An excerpt from Infoshop.org's Anarchist FAQ. This is an excerpt from the section on "Why is the history of capitalism important?" which I present here as a compelling argument in favor of slavery reparations.
Let us assume a ship sinks and 50 people get washed ashore on an island. One woman has foresight to take a knife from the ship and falls unconscious on the beach. A man comes along and steals her knife. When the woman awakes she cannot remember if she had managed to bring the knife ashore with her or not. The man maintains that he brought it with him and no one else saw anything. The survivors decide to split the island equally between them and work it separately, exchanging goods via barter.
However, the man with the knife has the advantage and soon carves himself a house and fields from the wilderness. Seeing that they need the knife and the tools created by the knife to go beyond mere existing, some of the other survivors hire themselves to the knife owner. Soon he is running a surplus of goods, including houses and equipment which he decides to hire out to others. This surplus is then used to tempt more and more of the other islanders to work for him, exchanging their land in return for the goods he provides. Soon he owns the whole island and never has to work again. His hut is well stocked and extremely luxurious. His workers face the option of following his orders or being fired (i.e. expelled from the island and so back into the water and certain death). Later, he dies and leaves his knife to his son. The woman whose knife it originally was had died long before, childless.
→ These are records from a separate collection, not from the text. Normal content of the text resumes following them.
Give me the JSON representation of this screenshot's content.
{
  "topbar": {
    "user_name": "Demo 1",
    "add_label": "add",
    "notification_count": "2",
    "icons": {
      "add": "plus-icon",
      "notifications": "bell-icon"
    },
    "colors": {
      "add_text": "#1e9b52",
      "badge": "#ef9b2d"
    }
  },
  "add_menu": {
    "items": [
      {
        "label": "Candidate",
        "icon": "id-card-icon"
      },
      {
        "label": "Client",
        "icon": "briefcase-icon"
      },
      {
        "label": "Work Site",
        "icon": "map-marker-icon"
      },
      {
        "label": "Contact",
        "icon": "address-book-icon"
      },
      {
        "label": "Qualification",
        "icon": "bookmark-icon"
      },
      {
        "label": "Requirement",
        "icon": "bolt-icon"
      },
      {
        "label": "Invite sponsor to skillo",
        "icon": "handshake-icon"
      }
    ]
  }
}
Note that the theft did not involve taking any land. All had equal access to it. It was the initial theft of the knife which provided the man with market power, an edge which allowed him to offer the others a choice between working by themselves or working for him. By working for him they did "benefit" in terms of increased material wealth (and also made the thief better off) but the accumulate impact of unequal exchanges turned them into the effective slaves of the thief.
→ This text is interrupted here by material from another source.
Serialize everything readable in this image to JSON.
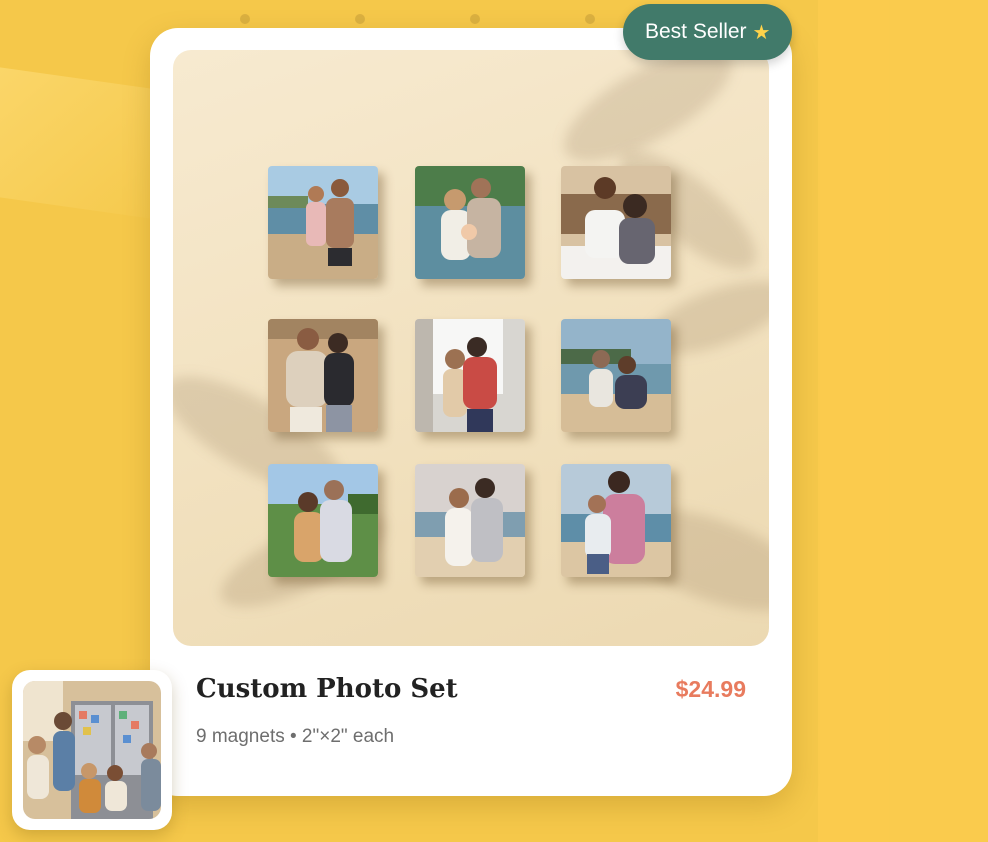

Now, would it really be enough to turn the knife over to the whoever happened to be using it once the theft was discovered (perhaps the thief made a death-bed confession). Even if the woman who had originally taken it from the ship been alive, would the return of the knife really make up for the years of work the survivors had put in enriching the the thief or the "voluntary exchanges" which had resulted in the thief owning all the island? The equipment people use, the houses they live in and the food they eat are all the product of many hours of collective work. Does this mean that the transformation of nature which the knife allowed remain in the hands of the descendants of the thief or become the collective property of all? Would dividing it equally between all be fair? Not everyone worked equally hard to produce it. So we have a problem -- the result of the initial theft is far greater than the theft considered in isolation due to the productive nature of what was stolen.
In other words...when the property stolen is of a productive nature, the accumulative effect of its use is such as to affect all of society. Productive assets produce new property, new values, create a new balance of class forces, new income and wealth inequalities and so on. This is because of the dynamic nature of production and human life. When the theft is such that it creates accumulative effects after the initial act, it is hardly enough to say that it does not really matter any more. If a nobleman invests in a capitalist firm with the tribute he extracted from his peasants, then (once the firm starts doing well) sells the land to the peasants and uses that money to expand his capitalist holdings, does that really make everything all right? Does not the crime transmit with the cash? After all, the factory would not exist without the prior exploitation of the peasants.
Read the whole FAQ here. Available in 9 languages.